(Excerpts from an interface dataset)
◆ ◆ ◆ ◆ ◆
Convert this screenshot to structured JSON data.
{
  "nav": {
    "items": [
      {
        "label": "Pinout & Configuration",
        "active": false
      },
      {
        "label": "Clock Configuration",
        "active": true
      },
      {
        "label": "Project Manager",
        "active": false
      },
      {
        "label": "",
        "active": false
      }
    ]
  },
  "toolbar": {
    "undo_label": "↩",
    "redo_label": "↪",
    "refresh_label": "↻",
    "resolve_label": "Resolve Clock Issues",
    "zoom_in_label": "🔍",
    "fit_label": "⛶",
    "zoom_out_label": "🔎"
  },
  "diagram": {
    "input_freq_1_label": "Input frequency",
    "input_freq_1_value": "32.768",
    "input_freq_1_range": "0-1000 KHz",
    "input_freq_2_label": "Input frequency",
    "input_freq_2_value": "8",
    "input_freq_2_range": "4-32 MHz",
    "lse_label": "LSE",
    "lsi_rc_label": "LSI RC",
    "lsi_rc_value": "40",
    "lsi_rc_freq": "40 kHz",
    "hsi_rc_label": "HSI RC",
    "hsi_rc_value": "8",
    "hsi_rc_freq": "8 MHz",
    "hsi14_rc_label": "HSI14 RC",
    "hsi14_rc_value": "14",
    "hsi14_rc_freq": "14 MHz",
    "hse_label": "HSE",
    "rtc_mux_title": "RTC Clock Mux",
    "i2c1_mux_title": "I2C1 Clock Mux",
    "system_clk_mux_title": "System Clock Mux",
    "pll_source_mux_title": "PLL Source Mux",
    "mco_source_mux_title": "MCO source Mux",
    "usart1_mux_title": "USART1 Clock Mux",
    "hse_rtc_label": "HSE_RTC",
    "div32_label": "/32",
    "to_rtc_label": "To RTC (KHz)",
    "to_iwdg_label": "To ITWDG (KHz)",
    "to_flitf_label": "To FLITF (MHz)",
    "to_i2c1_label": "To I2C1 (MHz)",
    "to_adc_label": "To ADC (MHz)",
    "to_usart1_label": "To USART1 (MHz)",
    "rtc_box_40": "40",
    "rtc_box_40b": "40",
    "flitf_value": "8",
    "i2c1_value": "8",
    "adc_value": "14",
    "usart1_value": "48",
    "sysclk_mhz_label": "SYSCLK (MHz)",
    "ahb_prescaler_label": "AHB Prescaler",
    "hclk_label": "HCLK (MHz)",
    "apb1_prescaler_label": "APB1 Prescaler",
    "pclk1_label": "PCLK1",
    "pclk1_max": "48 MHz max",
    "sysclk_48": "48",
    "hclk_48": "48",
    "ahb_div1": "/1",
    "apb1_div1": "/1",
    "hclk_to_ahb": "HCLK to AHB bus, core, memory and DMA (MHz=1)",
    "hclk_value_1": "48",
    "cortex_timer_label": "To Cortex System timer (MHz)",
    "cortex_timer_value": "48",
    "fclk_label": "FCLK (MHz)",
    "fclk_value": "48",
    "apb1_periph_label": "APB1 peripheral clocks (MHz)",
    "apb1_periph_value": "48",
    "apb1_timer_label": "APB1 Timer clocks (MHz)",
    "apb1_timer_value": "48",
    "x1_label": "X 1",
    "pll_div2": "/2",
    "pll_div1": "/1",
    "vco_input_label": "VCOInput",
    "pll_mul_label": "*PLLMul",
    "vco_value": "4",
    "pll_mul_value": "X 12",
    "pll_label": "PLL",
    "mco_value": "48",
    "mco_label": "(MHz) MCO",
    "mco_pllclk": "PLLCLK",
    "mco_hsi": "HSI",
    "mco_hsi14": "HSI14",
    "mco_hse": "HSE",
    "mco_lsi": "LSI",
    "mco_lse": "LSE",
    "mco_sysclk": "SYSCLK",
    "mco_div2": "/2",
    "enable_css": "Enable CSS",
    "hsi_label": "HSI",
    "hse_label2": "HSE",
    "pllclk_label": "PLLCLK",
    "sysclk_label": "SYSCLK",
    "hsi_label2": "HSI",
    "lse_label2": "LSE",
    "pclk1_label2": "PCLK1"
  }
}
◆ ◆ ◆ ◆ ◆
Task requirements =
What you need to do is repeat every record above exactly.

Solution to this task =
Convert this screenshot to structured JSON data.
{
  "nav": {
    "items": [
      {
        "label": "Pinout & Configuration",
        "active": false
      },
      {
        "label": "Clock Configuration",
        "active": true
      },
      {
        "label": "Project Manager",
        "active": false
      },
      {
        "label": "",
        "active": false
      }
    ]
  },
  "toolbar": {
    "undo_label": "↩",
    "redo_label": "↪",
    "refresh_label": "↻",
    "resolve_label": "Resolve Clock Issues",
    "zoom_in_label": "🔍",
    "fit_label": "⛶",
    "zoom_out_label": "🔎"
  },
  "diagram": {
    "input_freq_1_label": "Input frequency",
    "input_freq_1_value": "32.768",
    "input_freq_1_range": "0-1000 KHz",
    "input_freq_2_label": "Input frequency",
    "input_freq_2_value": "8",
    "input_freq_2_range": "4-32 MHz",
    "lse_label": "LSE",
    "lsi_rc_label": "LSI RC",
    "lsi_rc_value": "40",
    "lsi_rc_freq": "40 kHz",
    "hsi_rc_label": "HSI RC",
    "hsi_rc_value": "8",
    "hsi_rc_freq": "8 MHz",
    "hsi14_rc_label": "HSI14 RC",
    "hsi14_rc_value": "14",
    "hsi14_rc_freq": "14 MHz",
    "hse_label": "HSE",
    "rtc_mux_title": "RTC Clock Mux",
    "i2c1_mux_title": "I2C1 Clock Mux",
    "system_clk_mux_title": "System Clock Mux",
    "pll_source_mux_title": "PLL Source Mux",
    "mco_source_mux_title": "MCO source Mux",
    "usart1_mux_title": "USART1 Clock Mux",
    "hse_rtc_label": "HSE_RTC",
    "div32_label": "/32",
    "to_rtc_label": "To RTC (KHz)",
    "to_iwdg_label": "To ITWDG (KHz)",
    "to_flitf_label": "To FLITF (MHz)",
    "to_i2c1_label": "To I2C1 (MHz)",
    "to_adc_label": "To ADC (MHz)",
    "to_usart1_label": "To USART1 (MHz)",
    "rtc_box_40": "40",
    "rtc_box_40b": "40",
    "flitf_value": "8",
    "i2c1_value": "8",
    "adc_value": "14",
    "usart1_value": "48",
    "sysclk_mhz_label": "SYSCLK (MHz)",
    "ahb_prescaler_label": "AHB Prescaler",
    "hclk_label": "HCLK (MHz)",
    "apb1_prescaler_label": "APB1 Prescaler",
    "pclk1_label": "PCLK1",
    "pclk1_max": "48 MHz max",
    "sysclk_48": "48",
    "hclk_48": "48",
    "ahb_div1": "/1",
    "apb1_div1": "/1",
    "hclk_to_ahb": "HCLK to AHB bus, core, memory and DMA (MHz=1)",
    "hclk_value_1": "48",
    "cortex_timer_label": "To Cortex System timer (MHz)",
    "cortex_timer_value": "48",
    "fclk_label": "FCLK (MHz)",
    "fclk_value": "48",
    "apb1_periph_label": "APB1 peripheral clocks (MHz)",
    "apb1_periph_value": "48",
    "apb1_timer_label": "APB1 Timer clocks (MHz)",
    "apb1_timer_value": "48",
    "x1_label": "X 1",
    "pll_div2": "/2",
    "pll_div1": "/1",
    "vco_input_label": "VCOInput",
    "pll_mul_label": "*PLLMul",
    "vco_value": "4",
    "pll_mul_value": "X 12",
    "pll_label": "PLL",
    "mco_value": "48",
    "mco_label": "(MHz) MCO",
    "mco_pllclk": "PLLCLK",
    "mco_hsi": "HSI",
    "mco_hsi14": "HSI14",
    "mco_hse": "HSE",
    "mco_lsi": "LSI",
    "mco_lse": "LSE",
    "mco_sysclk": "SYSCLK",
    "mco_div2": "/2",
    "enable_css": "Enable CSS",
    "hsi_label": "HSI",
    "hse_label2": "HSE",
    "pllclk_label": "PLLCLK",
    "sysclk_label": "SYSCLK",
    "hsi_label2": "HSI",
    "lse_label2": "LSE",
    "pclk1_label2": "PCLK1"
  }
}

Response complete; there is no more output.